All this acclaim was wonderful, praise indeed and all the trimmings to boot. Only one thing, the fly in the proverbial ointment, left him cold. He couldn’t ask a girl back to his, to stay over, or accept any of the many invitations that now came his way. Should he risk it, and then fall asleep, how could he explain away the night terrors?
He decided to face his fear, fight the demon and either win or end this forever.
He popped into a couple of drugstores on the way home from a particularly heavy gym workout.
A quart of milk, and the maximum amount of sleeping pills he could buy without raising suspicions. He picked up the same amount of sedatives from the second store, adding a pack of aromatic candles and a lavender pillow this time.
Sleep was going to come easily tonight and this time he would make sure he didn’t wake too easily.
He was determined to get to the end of this dream and see what was there.
At half nine, after a very dull documentary about the life cycle of the mayfly, he could keep his open no longer. Heading for his bed, he set three alarms for half hourly intervals, to be sure he would be able to shake himself awake in the morning. He’d made arrangements for the following day, so if the worst happened , he was a little scared about the stories regarding sleepwalkers and waking them, someone would notice he was missing.
Sleep, as planned, came on swift wings. He was out like the proverbial light in less than five minutes and slowly drifting towards his date with his own terror, his own nightmare.
He started his walk as he did every night, leaning against the wall, seeing her, the girl. Yes, she was there tonight, familiar now yet he had no recollection of who she really was. He knew the face, tried to convince himself it was just because he’d dreamt her so often now, but he knew that wasn’t it.
He tried to search her face but she kept moving, running, staggering backwards away from grasping hands. They were his hands, he could sense that. But these were rugged, rough edged paws. Big mitts of hands. Boxers hands maybe?
These were not the hands of a professional athlete. They had that ugly yellow staining of a habitual smoker, coupled with a faint blue stain, no, not a stain but the remains of a poorly applied tattoo. A panic shot through him. He knew those types of tattoos. These were needle and ink markings from an institute, a marking that showed every ex con you were one of the boys.
He had seen the single line bluebird, the scrawled letters on gnarled knuckles.

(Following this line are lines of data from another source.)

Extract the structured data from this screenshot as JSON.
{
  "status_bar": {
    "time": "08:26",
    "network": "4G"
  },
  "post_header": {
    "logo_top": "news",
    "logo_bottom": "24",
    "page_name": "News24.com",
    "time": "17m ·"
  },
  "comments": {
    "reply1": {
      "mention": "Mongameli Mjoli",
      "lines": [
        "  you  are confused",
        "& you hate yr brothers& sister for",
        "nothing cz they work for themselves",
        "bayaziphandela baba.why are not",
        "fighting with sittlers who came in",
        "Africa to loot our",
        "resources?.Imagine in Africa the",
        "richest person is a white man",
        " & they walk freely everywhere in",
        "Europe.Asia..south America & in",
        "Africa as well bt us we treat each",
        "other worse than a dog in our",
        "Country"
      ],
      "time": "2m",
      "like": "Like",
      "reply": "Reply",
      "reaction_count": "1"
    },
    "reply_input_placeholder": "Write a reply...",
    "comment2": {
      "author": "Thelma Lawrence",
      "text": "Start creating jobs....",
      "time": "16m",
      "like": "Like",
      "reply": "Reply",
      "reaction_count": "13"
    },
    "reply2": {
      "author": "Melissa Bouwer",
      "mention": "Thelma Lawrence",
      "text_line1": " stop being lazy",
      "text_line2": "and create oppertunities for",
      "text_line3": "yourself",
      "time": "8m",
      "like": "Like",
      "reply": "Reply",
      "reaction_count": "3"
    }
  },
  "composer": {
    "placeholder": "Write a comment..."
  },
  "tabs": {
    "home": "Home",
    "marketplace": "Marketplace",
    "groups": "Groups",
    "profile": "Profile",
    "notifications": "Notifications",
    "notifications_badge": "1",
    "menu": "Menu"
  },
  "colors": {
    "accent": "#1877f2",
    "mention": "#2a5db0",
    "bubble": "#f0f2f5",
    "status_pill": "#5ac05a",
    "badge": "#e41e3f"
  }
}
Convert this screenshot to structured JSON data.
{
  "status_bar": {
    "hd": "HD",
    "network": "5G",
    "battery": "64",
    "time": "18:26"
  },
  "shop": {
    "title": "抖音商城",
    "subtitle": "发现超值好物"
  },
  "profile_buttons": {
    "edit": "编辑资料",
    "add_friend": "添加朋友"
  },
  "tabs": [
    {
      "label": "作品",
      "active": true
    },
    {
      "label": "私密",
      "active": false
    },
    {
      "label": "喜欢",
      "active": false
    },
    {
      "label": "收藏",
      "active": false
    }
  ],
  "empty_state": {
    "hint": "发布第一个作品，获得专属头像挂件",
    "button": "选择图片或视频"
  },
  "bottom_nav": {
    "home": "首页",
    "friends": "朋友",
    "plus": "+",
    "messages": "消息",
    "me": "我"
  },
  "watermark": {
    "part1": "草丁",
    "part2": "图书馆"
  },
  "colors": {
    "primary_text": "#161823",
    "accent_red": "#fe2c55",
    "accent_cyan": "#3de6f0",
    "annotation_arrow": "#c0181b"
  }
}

So, he was an ex con. A hardened criminal. That was a new twist. He’d often dreamt of being a fireman, a truck driver, even a dancer when he was a child but a hardened criminal, a social pariah had never really slipped onto the list of ambitions.
That might explain why the girl was scared. He was probably an ex boyfriend or some pimp out for his money.
He drifted in and out of his nightmare for a while. In dreams you can never really estimate time. There is no point of reference. Everything is on its own scale .
Joe felt his fantasy foot steps moving him to that street again, sliding him off the wall, crossing the street.
He knew what was coming, right up to the point when he always woke up, to the point when his hands found the throat of a young girl and started squeezing….